- Time is never on your side. It’s a proven fact that Newfies attract a crowd wherever they go. Getting from point A to point B is not as easy as it sounds because in between point A and B is at least 10 people who want to pet your dog and ask questions. You have to allot for this. A one hour trip can take up to 3 hours depending on the crowd that is in the area. You know what, just plan on being out the whole day.

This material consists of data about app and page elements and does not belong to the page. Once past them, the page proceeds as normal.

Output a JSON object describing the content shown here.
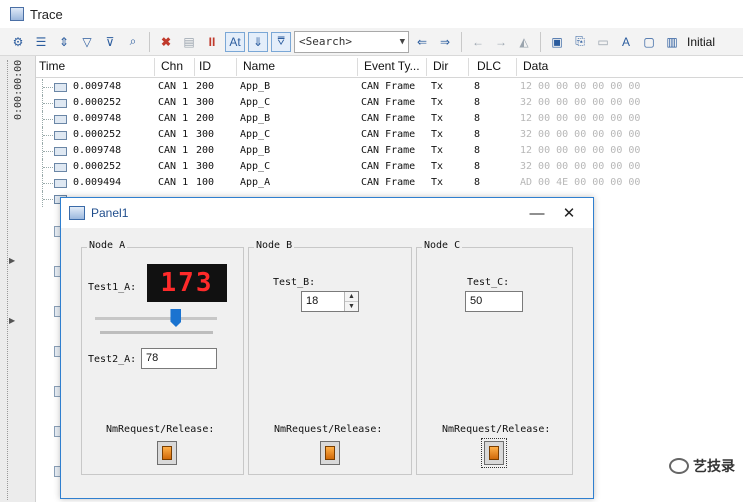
{
  "window": {
    "title": "Trace"
  },
  "toolbar": {
    "search_placeholder": "<Search>",
    "initial_label": "Initial",
    "at_label": "At",
    "pause_label": "II"
  },
  "gutter": {
    "time_label": "0:00:00:00"
  },
  "columns": [
    "Time",
    "Chn",
    "ID",
    "Name",
    "Event Ty...",
    "Dir",
    "DLC",
    "Data"
  ],
  "rows": [
    {
      "time": "0.009748",
      "chn": "CAN 1",
      "id": "200",
      "name": "App_B",
      "event": "CAN Frame",
      "dir": "Tx",
      "dlc": "8",
      "data": "12 00 00 00 00 00 00"
    },
    {
      "time": "0.000252",
      "chn": "CAN 1",
      "id": "300",
      "name": "App_C",
      "event": "CAN Frame",
      "dir": "Tx",
      "dlc": "8",
      "data": "32 00 00 00 00 00 00"
    },
    {
      "time": "0.009748",
      "chn": "CAN 1",
      "id": "200",
      "name": "App_B",
      "event": "CAN Frame",
      "dir": "Tx",
      "dlc": "8",
      "data": "12 00 00 00 00 00 00"
    },
    {
      "time": "0.000252",
      "chn": "CAN 1",
      "id": "300",
      "name": "App_C",
      "event": "CAN Frame",
      "dir": "Tx",
      "dlc": "8",
      "data": "32 00 00 00 00 00 00"
    },
    {
      "time": "0.009748",
      "chn": "CAN 1",
      "id": "200",
      "name": "App_B",
      "event": "CAN Frame",
      "dir": "Tx",
      "dlc": "8",
      "data": "12 00 00 00 00 00 00"
    },
    {
      "time": "0.000252",
      "chn": "CAN 1",
      "id": "300",
      "name": "App_C",
      "event": "CAN Frame",
      "dir": "Tx",
      "dlc": "8",
      "data": "32 00 00 00 00 00 00"
    },
    {
      "time": "0.009494",
      "chn": "CAN 1",
      "id": "100",
      "name": "App_A",
      "event": "CAN Frame",
      "dir": "Tx",
      "dlc": "8",
      "data": "AD 00 4E 00 00 00 00"
    }
  ],
  "panel": {
    "title": "Panel1",
    "minimize_label": "—",
    "close_label": "✕",
    "node_a": {
      "label": "Node A",
      "test1_label": "Test1_A:",
      "test1_display": "173",
      "slider_fraction": 0.68,
      "test2_label": "Test2_A:",
      "test2_value": "78",
      "nm_label": "NmRequest/Release:"
    },
    "node_b": {
      "label": "Node B",
      "test_label": "Test_B:",
      "test_value": "18",
      "spin_up": "▲",
      "spin_down": "▼",
      "nm_label": "NmRequest/Release:"
    },
    "node_c": {
      "label": "Node C",
      "test_label": "Test_C:",
      "test_value": "50",
      "nm_label": "NmRequest/Release:"
    }
  },
  "watermark": {
    "text": "艺技录"
  },
  "colors": {
    "led_red": "#ff2a2a",
    "accent_blue": "#1a73d0",
    "switch_orange": "#e8891f"
  }
}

- Safety is always first. We don’t do a lot of traveling in the Summer because Newfies just don’t do well in hot and humid weather. Any Summer adventures have to be planned around the weekly forecast. If I see a sudden dip in temperatures and humidity in the weekly forecast, I try to plan for a trip. Sometimes the forecast is wrong and the trip gets cancelled or sometimes a trip is planned at a moment’s notice. Winter is a totally different story. Heavy snow, we’ll be out in it. Safely of course. I learned my lesson many years ago when I attempted to go out in a blizzard. Read more about Safety Tips for Traveling with your Pet.
Don’t get me wrong, traveling with Sherman and Leroy is always a blast and I love doing it, it just requires a lot of work and planing that many people don’t realize.
A few weeks ago we took Leroy to Edgewater Beach, located near downtown Cleveland. I’ve been wanting to go there for a few months to see the new Cleveland sign that was put up right before the RNC. I was watching the forecast for weeks waiting for there to be a break in the heat and humidity and finally that day arrived so we loaded up and headed out one early evening.
I was expecting a crowd because this area is a hot spot in Cleveland right now so we gave ourselves plenty of time to be able to talk with people and get our pictures in.
That was one of the best outings that I’ve had in awhile. We met so many people that day. A very diverse group of people I might add. One little girl stood out as she was staring at Leroy with this terrified but curious look on her face. She was about 15 feet away from us just staring and all of a sudden she screamed, “Slime! Slime!Slime!” as she pointed at Leroy.
I had to laugh and then I told her, “Yes, he slimes but that’s why we bring a towel to wipe it away! See, all gone!” And then she cautiously walked a little closer so we asked her if she wanted to pet Leroy and she said, “No thank you. He’s still a little slimy.”
Another moment that sticks out out is when this elderly lady approached us with her young grandchildren. In very broken English she asked if they could pet Leroy. “Can they pet, please?” She asked.
We told her of course and both the children carefully walked over and gave Leroy a few pets. You could tell by the look on their faces that they were just in awe of Leroy and it warmed my heart.
We also had a very nice park ranger approach us in his vehicle. At first I thought we violated some kind of park rule or something and that we were about to get kicked out but the ranger just wanted to know if he could pet Leroy. Of course we said yes and he parked his vehicle and came over to talk to us for a bit.
It was a great outing and all the work and preparation that went it to it was well worth it. It always is.
Now tell me, what are some of the obstacles you encounter when traveling with your dog? What are some pet safety accessories that you bring? Do you plan on celebrating National Dog Dog on August 26th with a fun trip with your dog?
Hey! Do you live in the Atlanta, Georgia area? If you do check out Autotrader’s National Dog Day #ParkandBark event taking place August 26th from 5-8pm at Historic Fourth Ward Park! It looks like a great event and I wish we lived a little closer to attend!
Looking more some more great safety tips for traveling with yours pets? Check out this great post from our friends at Autotrader: 8 Pet Friendly Accessiories for your Car or Truck.